■ Task statement
What you return must be the full data, repeated verbatim, with no pictures in it.

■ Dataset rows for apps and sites
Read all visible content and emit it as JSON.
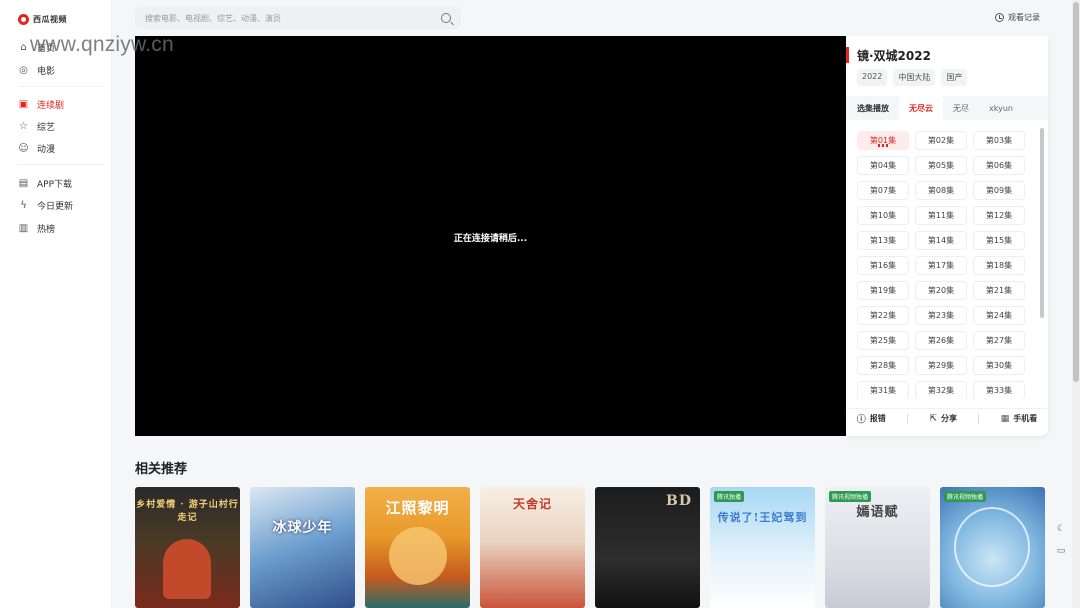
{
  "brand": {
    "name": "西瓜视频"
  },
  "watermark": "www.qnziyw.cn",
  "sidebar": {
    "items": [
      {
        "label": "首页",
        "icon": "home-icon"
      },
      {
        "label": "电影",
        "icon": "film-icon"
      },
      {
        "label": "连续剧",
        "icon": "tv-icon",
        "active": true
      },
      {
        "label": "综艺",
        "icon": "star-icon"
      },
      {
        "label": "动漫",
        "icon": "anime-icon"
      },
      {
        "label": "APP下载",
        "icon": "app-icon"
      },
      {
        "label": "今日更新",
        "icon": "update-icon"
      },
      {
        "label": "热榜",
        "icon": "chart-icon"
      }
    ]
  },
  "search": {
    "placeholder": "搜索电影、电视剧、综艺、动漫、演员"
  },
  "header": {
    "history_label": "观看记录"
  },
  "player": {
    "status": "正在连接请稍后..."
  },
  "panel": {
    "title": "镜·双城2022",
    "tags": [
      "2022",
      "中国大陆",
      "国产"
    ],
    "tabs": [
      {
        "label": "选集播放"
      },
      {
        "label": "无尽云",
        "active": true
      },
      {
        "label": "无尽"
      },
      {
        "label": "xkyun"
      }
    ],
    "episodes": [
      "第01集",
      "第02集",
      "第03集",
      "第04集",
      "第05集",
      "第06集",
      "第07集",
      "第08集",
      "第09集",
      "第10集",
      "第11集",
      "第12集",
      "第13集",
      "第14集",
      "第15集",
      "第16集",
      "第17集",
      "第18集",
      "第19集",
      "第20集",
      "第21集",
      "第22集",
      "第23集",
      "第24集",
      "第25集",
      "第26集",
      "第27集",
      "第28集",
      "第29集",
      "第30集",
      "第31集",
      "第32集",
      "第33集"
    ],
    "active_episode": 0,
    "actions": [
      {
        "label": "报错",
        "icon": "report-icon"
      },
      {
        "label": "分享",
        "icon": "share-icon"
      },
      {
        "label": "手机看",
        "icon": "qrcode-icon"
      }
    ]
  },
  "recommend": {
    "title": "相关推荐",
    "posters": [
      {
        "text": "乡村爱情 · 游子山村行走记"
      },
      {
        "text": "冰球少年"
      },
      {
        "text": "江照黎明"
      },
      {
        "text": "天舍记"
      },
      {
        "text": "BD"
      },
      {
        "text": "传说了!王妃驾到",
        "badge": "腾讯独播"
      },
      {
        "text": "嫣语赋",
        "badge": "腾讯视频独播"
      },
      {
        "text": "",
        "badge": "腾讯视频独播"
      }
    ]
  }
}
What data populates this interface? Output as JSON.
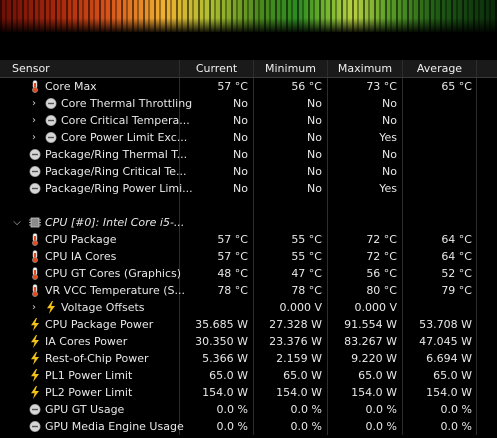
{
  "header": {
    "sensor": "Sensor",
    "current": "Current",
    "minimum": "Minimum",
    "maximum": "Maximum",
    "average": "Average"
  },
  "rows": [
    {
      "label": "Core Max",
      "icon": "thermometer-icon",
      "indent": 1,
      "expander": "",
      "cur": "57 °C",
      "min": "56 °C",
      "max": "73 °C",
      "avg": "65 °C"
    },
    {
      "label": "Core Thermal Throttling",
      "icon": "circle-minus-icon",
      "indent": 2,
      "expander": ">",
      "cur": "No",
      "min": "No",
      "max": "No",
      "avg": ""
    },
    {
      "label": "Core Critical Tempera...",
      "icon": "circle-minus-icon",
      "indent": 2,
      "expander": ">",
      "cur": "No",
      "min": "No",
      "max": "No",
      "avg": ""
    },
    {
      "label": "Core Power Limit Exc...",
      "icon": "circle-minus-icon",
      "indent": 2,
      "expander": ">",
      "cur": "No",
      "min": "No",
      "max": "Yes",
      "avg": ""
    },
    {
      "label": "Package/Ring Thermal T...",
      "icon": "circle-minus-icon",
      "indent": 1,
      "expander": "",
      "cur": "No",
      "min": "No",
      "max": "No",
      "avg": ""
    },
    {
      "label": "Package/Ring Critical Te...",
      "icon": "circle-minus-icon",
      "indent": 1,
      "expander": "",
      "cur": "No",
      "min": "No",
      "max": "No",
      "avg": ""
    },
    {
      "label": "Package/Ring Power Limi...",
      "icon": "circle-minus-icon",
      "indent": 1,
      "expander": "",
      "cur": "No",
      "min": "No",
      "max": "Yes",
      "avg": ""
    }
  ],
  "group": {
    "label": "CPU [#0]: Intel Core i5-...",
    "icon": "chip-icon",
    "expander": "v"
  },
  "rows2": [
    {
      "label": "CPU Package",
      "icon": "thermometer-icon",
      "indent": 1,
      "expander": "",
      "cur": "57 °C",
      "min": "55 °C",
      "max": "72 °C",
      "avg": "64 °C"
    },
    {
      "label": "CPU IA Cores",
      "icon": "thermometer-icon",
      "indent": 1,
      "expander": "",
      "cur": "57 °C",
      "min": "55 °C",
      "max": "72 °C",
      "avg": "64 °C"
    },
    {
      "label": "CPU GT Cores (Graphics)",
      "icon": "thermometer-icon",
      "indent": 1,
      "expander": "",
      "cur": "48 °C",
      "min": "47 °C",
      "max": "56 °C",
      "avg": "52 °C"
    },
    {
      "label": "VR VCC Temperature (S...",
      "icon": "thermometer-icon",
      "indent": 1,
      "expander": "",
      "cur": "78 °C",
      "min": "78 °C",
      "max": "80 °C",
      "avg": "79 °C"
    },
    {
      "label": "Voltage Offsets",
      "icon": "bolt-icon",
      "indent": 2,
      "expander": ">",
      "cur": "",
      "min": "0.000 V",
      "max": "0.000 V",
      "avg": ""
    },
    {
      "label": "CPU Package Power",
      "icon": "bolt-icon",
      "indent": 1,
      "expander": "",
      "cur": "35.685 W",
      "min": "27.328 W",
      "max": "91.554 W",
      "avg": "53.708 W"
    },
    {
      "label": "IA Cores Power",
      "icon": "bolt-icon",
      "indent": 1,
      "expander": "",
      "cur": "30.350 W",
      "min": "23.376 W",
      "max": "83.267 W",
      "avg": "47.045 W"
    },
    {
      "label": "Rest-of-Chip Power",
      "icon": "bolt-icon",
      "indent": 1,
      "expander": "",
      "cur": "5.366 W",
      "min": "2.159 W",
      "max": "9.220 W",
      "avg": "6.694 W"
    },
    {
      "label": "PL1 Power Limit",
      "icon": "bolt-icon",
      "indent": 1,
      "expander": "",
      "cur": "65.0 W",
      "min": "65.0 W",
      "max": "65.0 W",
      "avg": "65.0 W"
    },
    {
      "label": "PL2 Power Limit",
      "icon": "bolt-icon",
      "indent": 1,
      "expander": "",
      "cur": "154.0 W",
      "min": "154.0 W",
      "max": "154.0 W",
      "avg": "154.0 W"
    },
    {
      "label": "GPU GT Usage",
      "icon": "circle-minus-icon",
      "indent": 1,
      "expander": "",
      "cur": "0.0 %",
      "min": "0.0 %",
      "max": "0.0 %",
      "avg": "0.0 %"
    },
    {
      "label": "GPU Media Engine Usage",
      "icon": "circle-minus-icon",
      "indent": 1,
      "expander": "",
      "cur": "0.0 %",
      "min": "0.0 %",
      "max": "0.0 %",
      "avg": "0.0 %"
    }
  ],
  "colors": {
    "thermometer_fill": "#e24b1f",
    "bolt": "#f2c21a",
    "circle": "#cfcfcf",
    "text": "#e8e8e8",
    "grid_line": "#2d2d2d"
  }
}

■ Response below
Read all visible content and emit it as JSON.
{
  "brand": {
    "name": "西瓜视频"
  },
  "watermark": "www.qnziyw.cn",
  "sidebar": {
    "items": [
      {
        "label": "首页",
        "icon": "home-icon"
      },
      {
        "label": "电影",
        "icon": "film-icon"
      },
      {
        "label": "连续剧",
        "icon": "tv-icon",
        "active": true
      },
      {
        "label": "综艺",
        "icon": "star-icon"
      },
      {
        "label": "动漫",
        "icon": "anime-icon"
      },
      {
        "label": "APP下载",
        "icon": "app-icon"
      },
      {
        "label": "今日更新",
        "icon": "update-icon"
      },
      {
        "label": "热榜",
        "icon": "chart-icon"
      }
    ]
  },
  "search": {
    "placeholder": "搜索电影、电视剧、综艺、动漫、演员"
  },
  "header": {
    "history_label": "观看记录"
  },
  "player": {
    "status": "正在连接请稍后..."
  },
  "panel": {
    "title": "镜·双城2022",
    "tags": [
      "2022",
      "中国大陆",
      "国产"
    ],
    "tabs": [
      {
        "label": "选集播放"
      },
      {
        "label": "无尽云",
        "active": true
      },
      {
        "label": "无尽"
      },
      {
        "label": "xkyun"
      }
    ],
    "episodes": [
      "第01集",
      "第02集",
      "第03集",
      "第04集",
      "第05集",
      "第06集",
      "第07集",
      "第08集",
      "第09集",
      "第10集",
      "第11集",
      "第12集",
      "第13集",
      "第14集",
      "第15集",
      "第16集",
      "第17集",
      "第18集",
      "第19集",
      "第20集",
      "第21集",
      "第22集",
      "第23集",
      "第24集",
      "第25集",
      "第26集",
      "第27集",
      "第28集",
      "第29集",
      "第30集",
      "第31集",
      "第32集",
      "第33集"
    ],
    "active_episode": 0,
    "actions": [
      {
        "label": "报错",
        "icon": "report-icon"
      },
      {
        "label": "分享",
        "icon": "share-icon"
      },
      {
        "label": "手机看",
        "icon": "qrcode-icon"
      }
    ]
  },
  "recommend": {
    "title": "相关推荐",
    "posters": [
      {
        "text": "乡村爱情 · 游子山村行走记"
      },
      {
        "text": "冰球少年"
      },
      {
        "text": "江照黎明"
      },
      {
        "text": "天舍记"
      },
      {
        "text": "BD"
      },
      {
        "text": "传说了!王妃驾到",
        "badge": "腾讯独播"
      },
      {
        "text": "嫣语赋",
        "badge": "腾讯视频独播"
      },
      {
        "text": "",
        "badge": "腾讯视频独播"
      }
    ]
  }
}
What data populates this interface? Output as JSON.
{
  "header": {
    "sensor": "Sensor",
    "current": "Current",
    "minimum": "Minimum",
    "maximum": "Maximum",
    "average": "Average"
  },
  "rows": [
    {
      "label": "Core Max",
      "icon": "thermometer-icon",
      "indent": 1,
      "expander": "",
      "cur": "57 °C",
      "min": "56 °C",
      "max": "73 °C",
      "avg": "65 °C"
    },
    {
      "label": "Core Thermal Throttling",
      "icon": "circle-minus-icon",
      "indent": 2,
      "expander": ">",
      "cur": "No",
      "min": "No",
      "max": "No",
      "avg": ""
    },
    {
      "label": "Core Critical Tempera...",
      "icon": "circle-minus-icon",
      "indent": 2,
      "expander": ">",
      "cur": "No",
      "min": "No",
      "max": "No",
      "avg": ""
    },
    {
      "label": "Core Power Limit Exc...",
      "icon": "circle-minus-icon",
      "indent": 2,
      "expander": ">",
      "cur": "No",
      "min": "No",
      "max": "Yes",
      "avg": ""
    },
    {
      "label": "Package/Ring Thermal T...",
      "icon": "circle-minus-icon",
      "indent": 1,
      "expander": "",
      "cur": "No",
      "min": "No",
      "max": "No",
      "avg": ""
    },
    {
      "label": "Package/Ring Critical Te...",
      "icon": "circle-minus-icon",
      "indent": 1,
      "expander": "",
      "cur": "No",
      "min": "No",
      "max": "No",
      "avg": ""
    },
    {
      "label": "Package/Ring Power Limi...",
      "icon": "circle-minus-icon",
      "indent": 1,
      "expander": "",
      "cur": "No",
      "min": "No",
      "max": "Yes",
      "avg": ""
    }
  ],
  "group": {
    "label": "CPU [#0]: Intel Core i5-...",
    "icon": "chip-icon",
    "expander": "v"
  },
  "rows2": [
    {
      "label": "CPU Package",
      "icon": "thermometer-icon",
      "indent": 1,
      "expander": "",
      "cur": "57 °C",
      "min": "55 °C",
      "max": "72 °C",
      "avg": "64 °C"
    },
    {
      "label": "CPU IA Cores",
      "icon": "thermometer-icon",
      "indent": 1,
      "expander": "",
      "cur": "57 °C",
      "min": "55 °C",
      "max": "72 °C",
      "avg": "64 °C"
    },
    {
      "label": "CPU GT Cores (Graphics)",
      "icon": "thermometer-icon",
      "indent": 1,
      "expander": "",
      "cur": "48 °C",
      "min": "47 °C",
      "max": "56 °C",
      "avg": "52 °C"
    },
    {
      "label": "VR VCC Temperature (S...",
      "icon": "thermometer-icon",
      "indent": 1,
      "expander": "",
      "cur": "78 °C",
      "min": "78 °C",
      "max": "80 °C",
      "avg": "79 °C"
    },
    {
      "label": "Voltage Offsets",
      "icon": "bolt-icon",
      "indent": 2,
      "expander": ">",
      "cur": "",
      "min": "0.000 V",
      "max": "0.000 V",
      "avg": ""
    },
    {
      "label": "CPU Package Power",
      "icon": "bolt-icon",
      "indent": 1,
      "expander": "",
      "cur": "35.685 W",
      "min": "27.328 W",
      "max": "91.554 W",
      "avg": "53.708 W"
    },
    {
      "label": "IA Cores Power",
      "icon": "bolt-icon",
      "indent": 1,
      "expander": "",
      "cur": "30.350 W",
      "min": "23.376 W",
      "max": "83.267 W",
      "avg": "47.045 W"
    },
    {
      "label": "Rest-of-Chip Power",
      "icon": "bolt-icon",
      "indent": 1,
      "expander": "",
      "cur": "5.366 W",
      "min": "2.159 W",
      "max": "9.220 W",
      "avg": "6.694 W"
    },
    {
      "label": "PL1 Power Limit",
      "icon": "bolt-icon",
      "indent": 1,
      "expander": "",
      "cur": "65.0 W",
      "min": "65.0 W",
      "max": "65.0 W",
      "avg": "65.0 W"
    },
    {
      "label": "PL2 Power Limit",
      "icon": "bolt-icon",
      "indent": 1,
      "expander": "",
      "cur": "154.0 W",
      "min": "154.0 W",
      "max": "154.0 W",
      "avg": "154.0 W"
    },
    {
      "label": "GPU GT Usage",
      "icon": "circle-minus-icon",
      "indent": 1,
      "expander": "",
      "cur": "0.0 %",
      "min": "0.0 %",
      "max": "0.0 %",
      "avg": "0.0 %"
    },
    {
      "label": "GPU Media Engine Usage",
      "icon": "circle-minus-icon",
      "indent": 1,
      "expander": "",
      "cur": "0.0 %",
      "min": "0.0 %",
      "max": "0.0 %",
      "avg": "0.0 %"
    }
  ],
  "colors": {
    "thermometer_fill": "#e24b1f",
    "bolt": "#f2c21a",
    "circle": "#cfcfcf",
    "text": "#e8e8e8",
    "grid_line": "#2d2d2d"
  }
}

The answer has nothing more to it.